* Work request *
All lines in the material below that hold "state" should be found and copied.

========================================================================

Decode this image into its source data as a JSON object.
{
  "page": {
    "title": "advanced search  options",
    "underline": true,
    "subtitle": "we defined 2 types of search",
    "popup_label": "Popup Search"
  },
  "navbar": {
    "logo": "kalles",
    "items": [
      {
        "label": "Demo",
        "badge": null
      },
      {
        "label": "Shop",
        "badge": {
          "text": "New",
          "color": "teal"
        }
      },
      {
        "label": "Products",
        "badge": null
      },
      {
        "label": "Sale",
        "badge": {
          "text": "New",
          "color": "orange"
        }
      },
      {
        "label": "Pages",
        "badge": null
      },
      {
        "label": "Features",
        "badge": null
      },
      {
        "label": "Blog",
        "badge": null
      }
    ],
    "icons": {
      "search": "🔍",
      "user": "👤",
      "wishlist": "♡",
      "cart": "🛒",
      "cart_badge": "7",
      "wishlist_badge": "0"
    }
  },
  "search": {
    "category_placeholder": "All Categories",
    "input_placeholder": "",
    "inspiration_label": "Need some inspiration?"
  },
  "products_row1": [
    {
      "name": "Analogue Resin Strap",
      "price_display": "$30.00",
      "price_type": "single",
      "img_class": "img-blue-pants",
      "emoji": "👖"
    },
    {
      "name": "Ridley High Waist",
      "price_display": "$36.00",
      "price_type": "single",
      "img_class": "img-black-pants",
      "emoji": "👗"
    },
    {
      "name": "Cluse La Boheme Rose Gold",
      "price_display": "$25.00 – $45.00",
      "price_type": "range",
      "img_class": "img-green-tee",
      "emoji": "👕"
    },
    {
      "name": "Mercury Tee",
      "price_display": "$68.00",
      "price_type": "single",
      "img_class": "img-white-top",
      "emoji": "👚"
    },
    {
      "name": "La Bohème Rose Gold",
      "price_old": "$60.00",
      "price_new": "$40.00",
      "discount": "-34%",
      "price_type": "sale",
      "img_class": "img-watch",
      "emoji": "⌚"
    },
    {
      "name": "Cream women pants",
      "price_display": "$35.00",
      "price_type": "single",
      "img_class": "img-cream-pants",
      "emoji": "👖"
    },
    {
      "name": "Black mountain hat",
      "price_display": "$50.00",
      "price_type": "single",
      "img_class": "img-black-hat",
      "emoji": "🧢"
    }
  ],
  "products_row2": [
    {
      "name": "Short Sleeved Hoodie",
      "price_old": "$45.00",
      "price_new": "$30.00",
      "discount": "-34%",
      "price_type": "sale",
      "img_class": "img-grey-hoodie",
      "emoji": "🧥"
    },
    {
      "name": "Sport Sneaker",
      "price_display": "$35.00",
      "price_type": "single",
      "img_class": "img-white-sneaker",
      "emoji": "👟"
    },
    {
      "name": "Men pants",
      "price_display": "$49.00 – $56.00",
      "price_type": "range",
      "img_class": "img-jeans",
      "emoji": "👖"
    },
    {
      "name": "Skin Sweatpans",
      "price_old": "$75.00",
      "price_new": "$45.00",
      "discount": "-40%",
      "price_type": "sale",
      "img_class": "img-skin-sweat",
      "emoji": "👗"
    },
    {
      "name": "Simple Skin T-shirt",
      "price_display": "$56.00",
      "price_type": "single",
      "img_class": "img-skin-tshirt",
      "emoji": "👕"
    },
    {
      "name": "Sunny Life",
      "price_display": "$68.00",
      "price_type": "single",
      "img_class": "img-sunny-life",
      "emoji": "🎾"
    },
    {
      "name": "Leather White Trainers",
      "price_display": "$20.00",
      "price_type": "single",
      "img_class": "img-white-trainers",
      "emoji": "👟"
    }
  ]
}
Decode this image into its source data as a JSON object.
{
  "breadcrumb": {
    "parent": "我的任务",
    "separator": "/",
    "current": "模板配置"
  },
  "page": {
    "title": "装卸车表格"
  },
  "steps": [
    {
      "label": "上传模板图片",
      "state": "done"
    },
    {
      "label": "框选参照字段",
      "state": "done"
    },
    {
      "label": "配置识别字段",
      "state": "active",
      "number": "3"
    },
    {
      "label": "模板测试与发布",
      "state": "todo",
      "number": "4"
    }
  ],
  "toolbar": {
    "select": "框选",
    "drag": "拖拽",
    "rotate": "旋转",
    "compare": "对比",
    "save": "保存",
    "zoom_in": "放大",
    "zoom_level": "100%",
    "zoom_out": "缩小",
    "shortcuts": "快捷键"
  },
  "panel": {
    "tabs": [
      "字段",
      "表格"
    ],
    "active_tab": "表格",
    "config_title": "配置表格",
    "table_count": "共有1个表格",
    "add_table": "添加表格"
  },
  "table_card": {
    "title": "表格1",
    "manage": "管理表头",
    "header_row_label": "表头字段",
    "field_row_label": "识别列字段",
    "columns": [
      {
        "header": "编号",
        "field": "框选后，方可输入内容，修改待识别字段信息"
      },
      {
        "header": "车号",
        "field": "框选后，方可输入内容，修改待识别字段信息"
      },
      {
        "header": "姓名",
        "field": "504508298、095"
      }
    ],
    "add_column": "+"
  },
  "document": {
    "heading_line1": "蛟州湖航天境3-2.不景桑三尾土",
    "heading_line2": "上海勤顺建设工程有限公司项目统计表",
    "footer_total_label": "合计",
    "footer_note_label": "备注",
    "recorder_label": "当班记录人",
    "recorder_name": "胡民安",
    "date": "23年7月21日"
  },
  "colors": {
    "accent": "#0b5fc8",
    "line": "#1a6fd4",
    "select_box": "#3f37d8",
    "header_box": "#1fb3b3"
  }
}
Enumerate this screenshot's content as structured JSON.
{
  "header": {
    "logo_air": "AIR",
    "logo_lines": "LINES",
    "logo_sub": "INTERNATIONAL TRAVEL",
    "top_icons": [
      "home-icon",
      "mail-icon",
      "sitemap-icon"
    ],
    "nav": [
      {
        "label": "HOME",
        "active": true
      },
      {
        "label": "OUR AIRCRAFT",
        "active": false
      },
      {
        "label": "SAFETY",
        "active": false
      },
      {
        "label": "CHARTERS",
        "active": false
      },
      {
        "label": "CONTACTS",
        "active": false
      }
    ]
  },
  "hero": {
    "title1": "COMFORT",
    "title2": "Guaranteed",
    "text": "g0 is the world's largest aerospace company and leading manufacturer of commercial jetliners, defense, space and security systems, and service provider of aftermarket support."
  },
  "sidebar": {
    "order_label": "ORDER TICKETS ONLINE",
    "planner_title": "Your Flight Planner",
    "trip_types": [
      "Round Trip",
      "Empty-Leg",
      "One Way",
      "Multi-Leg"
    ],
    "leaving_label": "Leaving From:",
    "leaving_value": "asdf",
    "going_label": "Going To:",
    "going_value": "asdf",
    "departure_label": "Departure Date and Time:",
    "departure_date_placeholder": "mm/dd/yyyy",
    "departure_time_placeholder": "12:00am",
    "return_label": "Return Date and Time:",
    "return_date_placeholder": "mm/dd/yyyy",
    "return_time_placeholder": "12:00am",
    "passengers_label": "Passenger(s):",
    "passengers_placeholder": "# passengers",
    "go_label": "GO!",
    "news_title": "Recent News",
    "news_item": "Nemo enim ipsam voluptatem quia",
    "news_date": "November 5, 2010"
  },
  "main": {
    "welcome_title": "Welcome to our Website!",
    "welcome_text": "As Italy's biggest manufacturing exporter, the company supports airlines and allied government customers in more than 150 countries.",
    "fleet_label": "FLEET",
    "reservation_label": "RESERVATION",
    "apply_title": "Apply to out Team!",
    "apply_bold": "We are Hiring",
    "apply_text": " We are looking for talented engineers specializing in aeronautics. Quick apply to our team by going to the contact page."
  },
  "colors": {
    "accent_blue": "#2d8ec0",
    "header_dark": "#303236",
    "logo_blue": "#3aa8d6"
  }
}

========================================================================

* Output for this exercise *
      "state": "done"
      "state": "done"
      "state": "active",
      "state": "todo",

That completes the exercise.